This form of bergere was named a 'curricle', after the Roman magistrate or consul's seat, by Thomas Sheraton in The Cabinet Dictionary, London, 1803. The name was adopted by Gillows of London, who supplied five chairs of this model between 1811-1812 to Wilbraham Egerton for Tatton Park, Cheshire, at a cost of five pounds each and intended for bedrooms and dressing-rooms (N. Goodison and J.Hardy, 'Gillows at Tatton Park', Furniture History, 1970, pl. 16A and S. Bourne, 'Gillow Chairs and Fashion', Exhibition Catalogue, Blackburn, 1991, pp.32-33. A pair of this type of bergeres, attributed to Gillows, were sold anonymously, Christie's, London, 28 November 2002, lot 83 (£20,315).

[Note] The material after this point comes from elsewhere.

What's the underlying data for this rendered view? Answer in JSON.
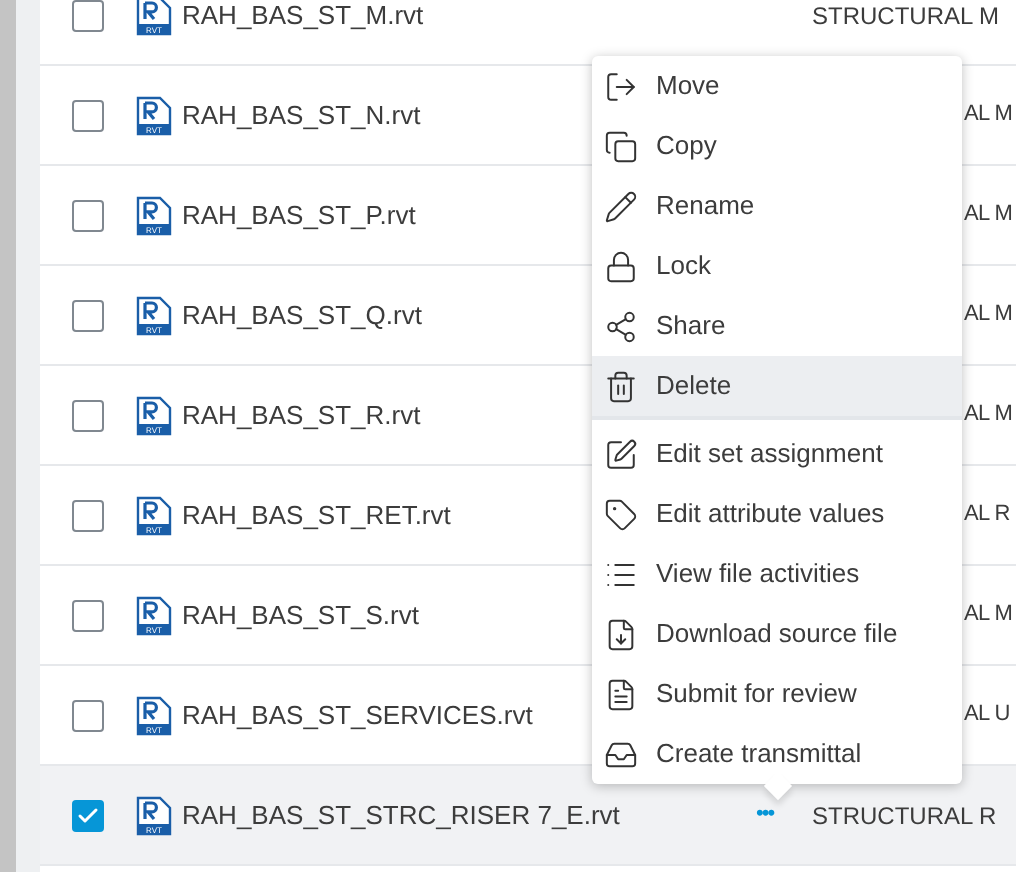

A single caned bergere, in the manner of Gillows, was sold anonymously, Christie's, London, 22 April 2006, lot 311 (£5,040).